When I began this blog seven odd months ago I had no intention of posting recipes, partly because there are so many truly amazing, dedicated blogs out there about food. Nonetheless the recipes began creeping in because, well because I love good, home-cooked food. It’s a part of who I am and this blog is me, in all my eccentricities.
So today dear friends I’m posting a recipe for da Bluebird!
My version of Dahl and Rice was inspired by an Anglo-Indian dish that my late mother-in-law used to make. I’ve fiddled with the original recipe so it’s not quite authentic but the family love it and so do family friends who cannot eat wheat products. But what is dahl?
One of the things I love about red lentils [as distinct from their bigger, green and brown cousins] is that they do not need to be soaked before cooking. That makes dahl a fairly quick and easy meal to prepare when you don’t feel like eating a heavy meat meal. Or on those days when guests arrive out of the blue and the fridge is bare! [I keep red lentils in the pantry at all times!]
Ingredients [serves 4]
1 cup of dried red lentils
1 large brown onion chopped fine.
3 cloves of fresh garlic, mashed or chopped
2 tablespoons of tomato paste
1 generous teaspoon of ground cummin*
1/2 a teaspoon of ground tumeric*
pinch of salt
3 cups of water [or a mix of water and any left over chicken soup you may have in the freezer]
2-3 tablespoons of peanut oil [it goes better with asian style dishes than olive oil but use whatever you have].
1. Sometimes the quality of the red lentils varies so I always give them a quick check and remove any dark bits of grit that may have snuck in.
2. Gently sweat the onions and the garlic in the peanut oil until they are translucent and golden brown.
3. Add the cummin and tumeric and allow to cook gently for a minute so the onion mix becomes aromatic.
4. Mix the red lentils into the onion mix and allow them to braise for about 5 minutes to soak in the flavours.
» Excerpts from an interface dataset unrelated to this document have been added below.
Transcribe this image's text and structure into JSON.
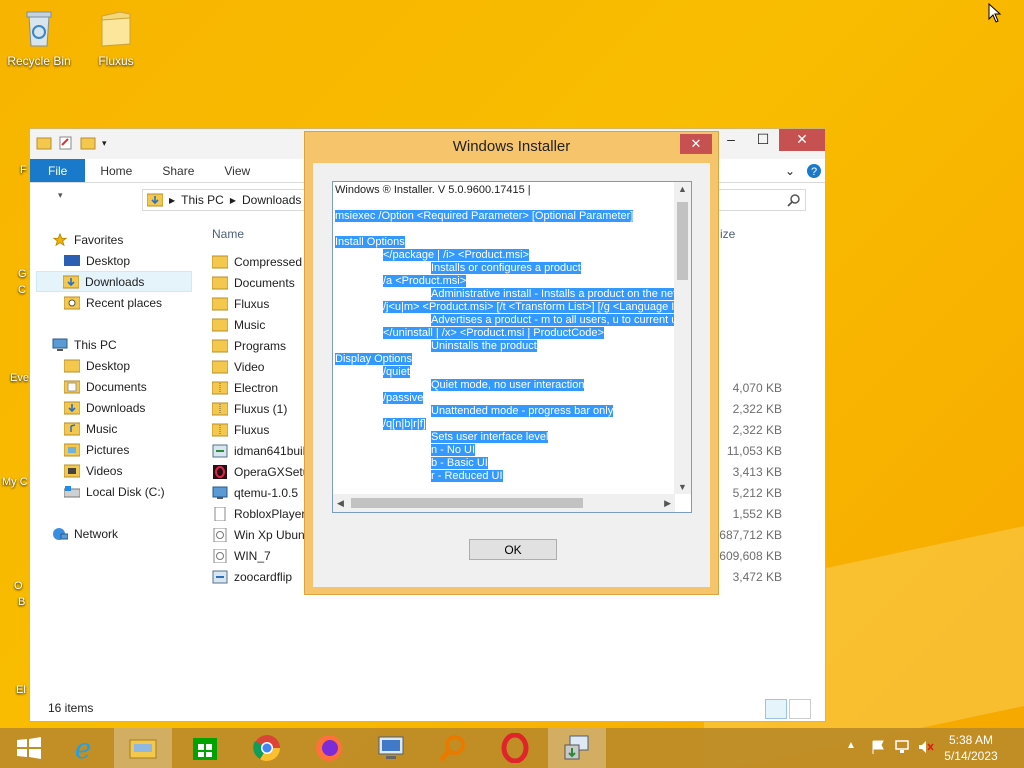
{
  "desktop": {
    "icons": [
      {
        "label": "Recycle Bin",
        "icon": "recycle-bin-icon"
      },
      {
        "label": "Fluxus",
        "icon": "folder-icon"
      }
    ],
    "partial_labels": [
      "F",
      "G",
      "C",
      "Eve",
      "My C",
      "O",
      "B",
      "El"
    ]
  },
  "explorer": {
    "ribbon_tabs": [
      "File",
      "Home",
      "Share",
      "View"
    ],
    "breadcrumb": [
      "This PC",
      "Downloads"
    ],
    "nav": {
      "favorites": "Favorites",
      "favorites_items": [
        "Desktop",
        "Downloads",
        "Recent places"
      ],
      "this_pc": "This PC",
      "this_pc_items": [
        "Desktop",
        "Documents",
        "Downloads",
        "Music",
        "Pictures",
        "Videos",
        "Local Disk (C:)"
      ],
      "network": "Network"
    },
    "columns": {
      "name": "Name",
      "size": "ize"
    },
    "files": [
      {
        "name": "Compressed",
        "size": ""
      },
      {
        "name": "Documents",
        "size": ""
      },
      {
        "name": "Fluxus",
        "size": ""
      },
      {
        "name": "Music",
        "size": ""
      },
      {
        "name": "Programs",
        "size": ""
      },
      {
        "name": "Video",
        "size": ""
      },
      {
        "name": "Electron",
        "size": "4,070 KB"
      },
      {
        "name": "Fluxus (1)",
        "size": "2,322 KB"
      },
      {
        "name": "Fluxus",
        "size": "2,322 KB"
      },
      {
        "name": "idman641buil",
        "size": "11,053 KB"
      },
      {
        "name": "OperaGXSetup",
        "size": "3,413 KB"
      },
      {
        "name": "qtemu-1.0.5",
        "size": "5,212 KB"
      },
      {
        "name": "RobloxPlayerL",
        "size": "1,552 KB"
      },
      {
        "name": "Win Xp Ubunt",
        "size": "687,712 KB"
      },
      {
        "name": "WIN_7",
        "size": "609,608 KB"
      },
      {
        "name": "zoocardflip",
        "size": "3,472 KB"
      }
    ],
    "status": "16 items"
  },
  "dialog": {
    "title": "Windows Installer",
    "close": "✕",
    "ok": "OK",
    "lines": [
      {
        "indent": 0,
        "text": "Windows ® Installer. V 5.0.9600.17415 |",
        "hl": false
      },
      {
        "indent": 0,
        "text": "",
        "hl": false
      },
      {
        "indent": 0,
        "text": "msiexec /Option <Required Parameter> [Optional Parameter]",
        "hl": true
      },
      {
        "indent": 0,
        "text": "",
        "hl": false
      },
      {
        "indent": 0,
        "text": "Install Options",
        "hl": true
      },
      {
        "indent": 1,
        "text": "</package | /i> <Product.msi>",
        "hl": true
      },
      {
        "indent": 2,
        "text": "Installs or configures a product",
        "hl": true
      },
      {
        "indent": 1,
        "text": "/a <Product.msi>",
        "hl": true
      },
      {
        "indent": 2,
        "text": "Administrative install - Installs a product on the netwo",
        "hl": true
      },
      {
        "indent": 1,
        "text": "/j<u|m> <Product.msi> [/t <Transform List>] [/g <Language ID>]",
        "hl": true
      },
      {
        "indent": 2,
        "text": "Advertises a product - m to all users, u to current user",
        "hl": true
      },
      {
        "indent": 1,
        "text": "</uninstall | /x> <Product.msi | ProductCode>",
        "hl": true
      },
      {
        "indent": 2,
        "text": "Uninstalls the product",
        "hl": true
      },
      {
        "indent": 0,
        "text": "Display Options",
        "hl": true
      },
      {
        "indent": 1,
        "text": "/quiet",
        "hl": true
      },
      {
        "indent": 2,
        "text": "Quiet mode, no user interaction",
        "hl": true
      },
      {
        "indent": 1,
        "text": "/passive",
        "hl": true
      },
      {
        "indent": 2,
        "text": "Unattended mode - progress bar only",
        "hl": true
      },
      {
        "indent": 1,
        "text": "/q[n|b|r|f]",
        "hl": true
      },
      {
        "indent": 2,
        "text": "Sets user interface level",
        "hl": true
      },
      {
        "indent": 2,
        "text": "n - No UI",
        "hl": true
      },
      {
        "indent": 2,
        "text": "b - Basic UI",
        "hl": true
      },
      {
        "indent": 2,
        "text": "r - Reduced UI",
        "hl": true
      }
    ]
  },
  "taskbar": {
    "items": [
      "start-button",
      "internet-explorer-icon",
      "file-explorer-icon",
      "store-icon",
      "chrome-icon",
      "firefox-icon",
      "remote-desktop-icon",
      "search-magnifier-icon",
      "opera-icon",
      "windows-installer-icon"
    ],
    "time": "5:38 AM",
    "date": "5/14/2023"
  },
  "colors": {
    "accent": "#1979ca",
    "selection": "#3399ff",
    "dialog_frame": "#f6c46a",
    "close": "#c75050"
  }
}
Stir frequently so they don’t burn!
5. Add the tomato paste, stir and allow to braise for another minute or two. Again don’t let it all burn!
6. Add the salt and the water/soup stock. Stir, bring to the boil and then lower heat and cook covered for about 10 minutes.
7. After 10 minutes check the lentils. They should have begun to swell and absorb the liquid. Add more water if the stew is starting to look thick. Keep cooking for another 10 minutes.
8. Total cooking time will vary but allow for about 1/2 an hour. You will know the stew is done when the lentils have almost disintegrated and the stew has a rich, orange colour and is about as thick as a bolognese sauce. Remove from the heat.
Rice and accompaniments.
Cook about 1 1/2 cups of long grain rice. [I use the absorption method because I have a heavy, cast iron pot with a good lid but you should use whatever method you are comfortable with].
While the rice is cooking heat a frypan with some more peanut oil and crack 2 eggs – freerange of course – into a bowl. Beat the eggs lightly and then pour a small quantity into the hot pan, turning the pan quickly to spread the egg into a thin pancake. [Like making crepes].
When the first side is golden brown, flip and fry the other side for a few seconds. Remove from the pan and place on a chopping board. Repeat with the rest of the beaten egg until you have a number of flat, golden brown egg pancakes piled on the chopping board.
Cut the egg pancakes into thin strips and place in a small serving bowl.
Place a serving of rice in a bowl, top with a generous ladle full of the dahl and then sprinkle the strips of egg pancake on top. Add more salt to taste.
* If you are new to Indian spices add less to begin and then increase the quantities once your taste buds have adjusted.